The implications of their findings is that by eating blueberries on a daily basis, many overweight and obese individuals may prevent or recover from developing metabolic syndrome.

Being able to improve health by eating blueberries rich in antioxidants and anti-inflammatory agents that prevent degenerative disease, rather than relying on pharmaceuticals, is a great benefit, states Dr. Dorothy Klimis-Zacas. The results of her study were recently published in The Journal of Nutritional Biochemistry and the British Journal of Nutrition.

For a recipe on how to incorporate blueberries into a tasty health drink that Dr. Oz promotes as a longevity drink, click on the following link titled, “Live Longer By Making Your Own Dr. Oz Approved Longevity Grape Drink.”

Image Source: Courtesy of PhotoBucket

Wild blueberry (Vaccinium angustifolium) consumption improves inflammatory status in the obese Zucker rat model of the metabolic syndrome The Journal of Nutritional Biochemistry Volume 24, Issue 8, August 2013, Pages 1508–1512; Stefano Vendrame et al.

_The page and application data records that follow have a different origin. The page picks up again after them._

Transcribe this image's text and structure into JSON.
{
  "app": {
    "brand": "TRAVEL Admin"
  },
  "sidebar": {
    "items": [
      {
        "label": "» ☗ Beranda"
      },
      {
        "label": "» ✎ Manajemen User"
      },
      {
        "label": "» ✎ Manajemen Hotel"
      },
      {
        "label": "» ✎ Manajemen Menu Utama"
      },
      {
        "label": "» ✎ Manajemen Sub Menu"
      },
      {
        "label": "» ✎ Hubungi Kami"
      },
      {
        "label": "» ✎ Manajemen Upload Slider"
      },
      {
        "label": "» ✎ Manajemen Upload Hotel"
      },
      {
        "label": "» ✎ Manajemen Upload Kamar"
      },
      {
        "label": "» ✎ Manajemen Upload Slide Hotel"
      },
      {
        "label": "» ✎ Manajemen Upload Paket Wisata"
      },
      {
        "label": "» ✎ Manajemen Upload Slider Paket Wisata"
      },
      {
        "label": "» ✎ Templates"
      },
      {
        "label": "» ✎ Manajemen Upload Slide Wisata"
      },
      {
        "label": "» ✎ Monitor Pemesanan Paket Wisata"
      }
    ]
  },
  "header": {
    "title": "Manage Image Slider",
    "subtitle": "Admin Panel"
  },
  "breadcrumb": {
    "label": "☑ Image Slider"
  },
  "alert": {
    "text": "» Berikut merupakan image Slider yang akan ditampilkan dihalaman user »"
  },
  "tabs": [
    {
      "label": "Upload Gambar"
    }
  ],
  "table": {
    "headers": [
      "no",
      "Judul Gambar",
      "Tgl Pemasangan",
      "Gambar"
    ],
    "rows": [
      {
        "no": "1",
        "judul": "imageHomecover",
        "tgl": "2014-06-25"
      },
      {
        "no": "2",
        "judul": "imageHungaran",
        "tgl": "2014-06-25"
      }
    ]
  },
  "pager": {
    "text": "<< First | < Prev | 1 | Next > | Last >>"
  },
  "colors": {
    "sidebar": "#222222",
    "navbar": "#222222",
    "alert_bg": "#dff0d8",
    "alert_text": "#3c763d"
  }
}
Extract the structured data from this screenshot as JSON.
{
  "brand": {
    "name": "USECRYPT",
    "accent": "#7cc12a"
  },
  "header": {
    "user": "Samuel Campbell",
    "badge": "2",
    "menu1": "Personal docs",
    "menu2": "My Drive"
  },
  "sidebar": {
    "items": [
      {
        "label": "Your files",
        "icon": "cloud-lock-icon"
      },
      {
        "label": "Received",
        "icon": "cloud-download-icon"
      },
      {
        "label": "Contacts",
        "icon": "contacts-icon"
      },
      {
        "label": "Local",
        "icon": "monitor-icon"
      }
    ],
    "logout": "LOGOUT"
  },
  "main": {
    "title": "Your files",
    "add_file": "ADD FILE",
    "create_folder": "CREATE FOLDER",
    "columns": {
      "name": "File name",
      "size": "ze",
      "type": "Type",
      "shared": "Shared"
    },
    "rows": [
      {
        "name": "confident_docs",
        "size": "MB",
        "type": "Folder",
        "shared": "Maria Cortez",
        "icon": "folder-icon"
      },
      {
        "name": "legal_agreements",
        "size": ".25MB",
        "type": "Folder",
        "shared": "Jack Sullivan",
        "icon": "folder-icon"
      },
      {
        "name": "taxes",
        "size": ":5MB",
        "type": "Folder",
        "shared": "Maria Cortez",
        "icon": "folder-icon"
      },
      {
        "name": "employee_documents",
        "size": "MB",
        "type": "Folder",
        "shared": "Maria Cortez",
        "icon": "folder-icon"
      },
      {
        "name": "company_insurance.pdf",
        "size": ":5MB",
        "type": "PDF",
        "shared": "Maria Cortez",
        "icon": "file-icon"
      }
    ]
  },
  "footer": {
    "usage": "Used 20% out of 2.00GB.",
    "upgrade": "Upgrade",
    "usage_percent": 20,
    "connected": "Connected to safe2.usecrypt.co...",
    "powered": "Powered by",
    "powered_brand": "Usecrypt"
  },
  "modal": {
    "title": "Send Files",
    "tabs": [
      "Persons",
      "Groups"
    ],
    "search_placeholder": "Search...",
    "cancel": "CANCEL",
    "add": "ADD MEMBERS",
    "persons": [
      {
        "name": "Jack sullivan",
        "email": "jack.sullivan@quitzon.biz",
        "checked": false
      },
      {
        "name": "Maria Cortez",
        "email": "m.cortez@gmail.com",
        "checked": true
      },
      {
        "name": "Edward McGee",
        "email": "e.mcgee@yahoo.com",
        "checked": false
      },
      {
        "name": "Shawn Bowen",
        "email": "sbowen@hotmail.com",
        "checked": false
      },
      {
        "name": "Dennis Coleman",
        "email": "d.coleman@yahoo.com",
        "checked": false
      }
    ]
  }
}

Wild blueberry (Vaccinium angustifolium)-enriched diet improves dyslipidaemia and modulates the expression of genes related to lipid metabolism in obese Zucker rats British Journal of Nutrition FirstView Article pp. 1-7, Published online: 06 August 2013; Stefano Vendrame et al.

Does Inflammation Determine Metabolic Health Status in Obese and Nonobese Adults? The Journal of Clinical Endocrinology & Metabolism August 26, 2013; Catherine M. Phillips and Ivan J. Perry